(Saved entries)
-------------------------

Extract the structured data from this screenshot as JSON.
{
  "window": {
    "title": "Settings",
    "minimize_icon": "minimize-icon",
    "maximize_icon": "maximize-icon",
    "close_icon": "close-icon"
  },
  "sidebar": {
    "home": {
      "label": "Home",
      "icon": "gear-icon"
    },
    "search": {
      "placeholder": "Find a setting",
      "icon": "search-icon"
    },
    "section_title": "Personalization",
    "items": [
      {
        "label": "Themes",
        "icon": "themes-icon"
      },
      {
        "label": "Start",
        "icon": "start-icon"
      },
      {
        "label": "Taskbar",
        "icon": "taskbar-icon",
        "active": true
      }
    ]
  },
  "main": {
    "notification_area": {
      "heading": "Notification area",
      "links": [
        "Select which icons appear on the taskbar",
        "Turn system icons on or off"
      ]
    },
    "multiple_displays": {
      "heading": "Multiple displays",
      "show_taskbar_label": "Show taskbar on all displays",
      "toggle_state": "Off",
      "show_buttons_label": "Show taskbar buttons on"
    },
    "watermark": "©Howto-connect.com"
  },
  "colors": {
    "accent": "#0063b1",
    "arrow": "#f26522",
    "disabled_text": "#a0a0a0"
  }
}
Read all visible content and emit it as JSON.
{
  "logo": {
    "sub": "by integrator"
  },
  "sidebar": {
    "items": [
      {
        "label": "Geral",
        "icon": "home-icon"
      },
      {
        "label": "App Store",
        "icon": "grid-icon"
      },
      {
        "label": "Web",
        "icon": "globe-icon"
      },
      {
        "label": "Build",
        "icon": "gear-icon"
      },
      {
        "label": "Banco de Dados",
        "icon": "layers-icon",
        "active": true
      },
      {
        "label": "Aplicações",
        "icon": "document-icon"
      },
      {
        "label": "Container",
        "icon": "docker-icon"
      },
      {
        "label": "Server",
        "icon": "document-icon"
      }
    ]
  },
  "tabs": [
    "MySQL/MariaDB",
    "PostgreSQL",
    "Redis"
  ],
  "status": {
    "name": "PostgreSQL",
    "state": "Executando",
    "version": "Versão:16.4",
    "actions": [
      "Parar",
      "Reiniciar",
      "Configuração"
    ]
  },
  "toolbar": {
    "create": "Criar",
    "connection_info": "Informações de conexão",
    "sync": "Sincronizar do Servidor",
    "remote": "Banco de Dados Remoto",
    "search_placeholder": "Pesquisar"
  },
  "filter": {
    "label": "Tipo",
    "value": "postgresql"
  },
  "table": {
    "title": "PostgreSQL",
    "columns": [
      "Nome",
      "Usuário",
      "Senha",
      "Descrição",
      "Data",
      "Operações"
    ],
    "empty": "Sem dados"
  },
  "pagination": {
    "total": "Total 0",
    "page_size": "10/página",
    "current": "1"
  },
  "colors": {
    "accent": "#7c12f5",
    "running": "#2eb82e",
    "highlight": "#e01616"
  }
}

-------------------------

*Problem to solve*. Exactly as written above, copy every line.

*Answer space*.
Extract the structured data from this screenshot as JSON.
{
  "window": {
    "title": "Settings",
    "minimize_icon": "minimize-icon",
    "maximize_icon": "maximize-icon",
    "close_icon": "close-icon"
  },
  "sidebar": {
    "home": {
      "label": "Home",
      "icon": "gear-icon"
    },
    "search": {
      "placeholder": "Find a setting",
      "icon": "search-icon"
    },
    "section_title": "Personalization",
    "items": [
      {
        "label": "Themes",
        "icon": "themes-icon"
      },
      {
        "label": "Start",
        "icon": "start-icon"
      },
      {
        "label": "Taskbar",
        "icon": "taskbar-icon",
        "active": true
      }
    ]
  },
  "main": {
    "notification_area": {
      "heading": "Notification area",
      "links": [
        "Select which icons appear on the taskbar",
        "Turn system icons on or off"
      ]
    },
    "multiple_displays": {
      "heading": "Multiple displays",
      "show_taskbar_label": "Show taskbar on all displays",
      "toggle_state": "Off",
      "show_buttons_label": "Show taskbar buttons on"
    },
    "watermark": "©Howto-connect.com"
  },
  "colors": {
    "accent": "#0063b1",
    "arrow": "#f26522",
    "disabled_text": "#a0a0a0"
  }
}
Read all visible content and emit it as JSON.
{
  "logo": {
    "sub": "by integrator"
  },
  "sidebar": {
    "items": [
      {
        "label": "Geral",
        "icon": "home-icon"
      },
      {
        "label": "App Store",
        "icon": "grid-icon"
      },
      {
        "label": "Web",
        "icon": "globe-icon"
      },
      {
        "label": "Build",
        "icon": "gear-icon"
      },
      {
        "label": "Banco de Dados",
        "icon": "layers-icon",
        "active": true
      },
      {
        "label": "Aplicações",
        "icon": "document-icon"
      },
      {
        "label": "Container",
        "icon": "docker-icon"
      },
      {
        "label": "Server",
        "icon": "document-icon"
      }
    ]
  },
  "tabs": [
    "MySQL/MariaDB",
    "PostgreSQL",
    "Redis"
  ],
  "status": {
    "name": "PostgreSQL",
    "state": "Executando",
    "version": "Versão:16.4",
    "actions": [
      "Parar",
      "Reiniciar",
      "Configuração"
    ]
  },
  "toolbar": {
    "create": "Criar",
    "connection_info": "Informações de conexão",
    "sync": "Sincronizar do Servidor",
    "remote": "Banco de Dados Remoto",
    "search_placeholder": "Pesquisar"
  },
  "filter": {
    "label": "Tipo",
    "value": "postgresql"
  },
  "table": {
    "title": "PostgreSQL",
    "columns": [
      "Nome",
      "Usuário",
      "Senha",
      "Descrição",
      "Data",
      "Operações"
    ],
    "empty": "Sem dados"
  },
  "pagination": {
    "total": "Total 0",
    "page_size": "10/página",
    "current": "1"
  },
  "colors": {
    "accent": "#7c12f5",
    "running": "#2eb82e",
    "highlight": "#e01616"
  }
}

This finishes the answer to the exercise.